The subsequent legislation passed by Parliament, with no consultation and, as the report outlines (for the first time) in just 13 hours and 5 minutes, is unfit for purpose. The report shows how the imposition of exemplary damages and punitive costs on newspapers who fail to join a state-recognised regulator, made possible by the new legislation, may breach articles 6, 10 and 14 of the European Convention on Human Rights. It demonstrates the chilling effect these measures are likely to have on investigative journalism of all kinds.

The report argues the impact of this may be felt not just in the UK, but overseas as  repressive regimes use the precedent Leveson sets to impose punitive legislation and state-sponsored licensing systems on their media.

Professor Tim Luckhurst said:

“The impact of state-sanctioned regulation on our precious local newspapers would be uniquely harsh and spectacularly unjust. They cannot afford the financial and regulatory burden it would impose. And why should they shoulder such a burden? They committed none of the crimes that provoked the Leveson Inquiry. They serve their communities brilliantly. Surely they deserve our protection: their demise would impoverish local communities and cripple local democracy.”
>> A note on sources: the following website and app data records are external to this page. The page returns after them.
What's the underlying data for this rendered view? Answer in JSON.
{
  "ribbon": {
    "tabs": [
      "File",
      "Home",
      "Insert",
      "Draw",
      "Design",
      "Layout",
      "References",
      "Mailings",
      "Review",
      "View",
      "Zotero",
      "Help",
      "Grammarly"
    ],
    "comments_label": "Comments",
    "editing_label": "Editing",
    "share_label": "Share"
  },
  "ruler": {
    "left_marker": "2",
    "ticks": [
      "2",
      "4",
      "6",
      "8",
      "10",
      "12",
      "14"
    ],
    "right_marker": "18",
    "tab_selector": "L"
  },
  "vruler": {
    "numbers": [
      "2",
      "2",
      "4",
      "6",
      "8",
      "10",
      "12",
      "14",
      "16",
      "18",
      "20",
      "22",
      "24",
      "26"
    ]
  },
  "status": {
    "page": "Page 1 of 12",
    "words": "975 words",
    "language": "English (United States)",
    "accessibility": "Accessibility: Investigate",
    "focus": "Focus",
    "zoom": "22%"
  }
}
Helen Anthony, an author of the report, and expert on Leveson said:

“From November, newspapers not signed up to a state recognised regulator could be hit with exemplary damages in libel and privacy proceedings. Shortly afterwards, punitive costs awards could be made against newspapers sued for similar proceedings, even if they have broken no laws. This is deeply unfair and prevents free speech.  This is bad law, and it was made in a rushed, undemocratic manner.”

Mike Harris, co-author of the report and a free speech expert said:

“Hacked Off and the other proponents of the Leveson regime have entirely ignored the concerns of people across the globe who look at the end of 300 years of press freedom in the UK and express dismay at the example this sets to ruthless dictators and tyrants. If the state gives its backing to a press regulator here, it will mean a Russian oligarch can sue a local newspaper digging into how he made his money. All of the oligarch’s legal fees may have to be paid for by the local newspaper. How can this be fair?”

Ends

Notes to editors

‘Leveson’s Illiberal Legacy’ was launched at 9am on Thursday 15 October.

The report was sponsored by three publishers: DMG media, News UK and Telegraph Media Group on behalf of the Free Speech Network.

The report was undertaken by free speech experts Helen Anthony, a legal policy consultant,  and Mike Harris, Sashy Nathan and Padraig Reidy of 89up with a foreword by Professor Tim Luckhurst.

Helen Anthony is a non-practising solicitor, Leveson expert and the author of English PEN’s The Alternative Libel Project.

Mike Harris is CEO of 89up and was former Head of Advocacy at Index on Censorship. He managed the Libel Reform Campaign to reform the archaic law of libel and has run campaigns defending free speech in some of the world’s least from places from Azerbaijan and Belarus to Burma.

The report is avaliable here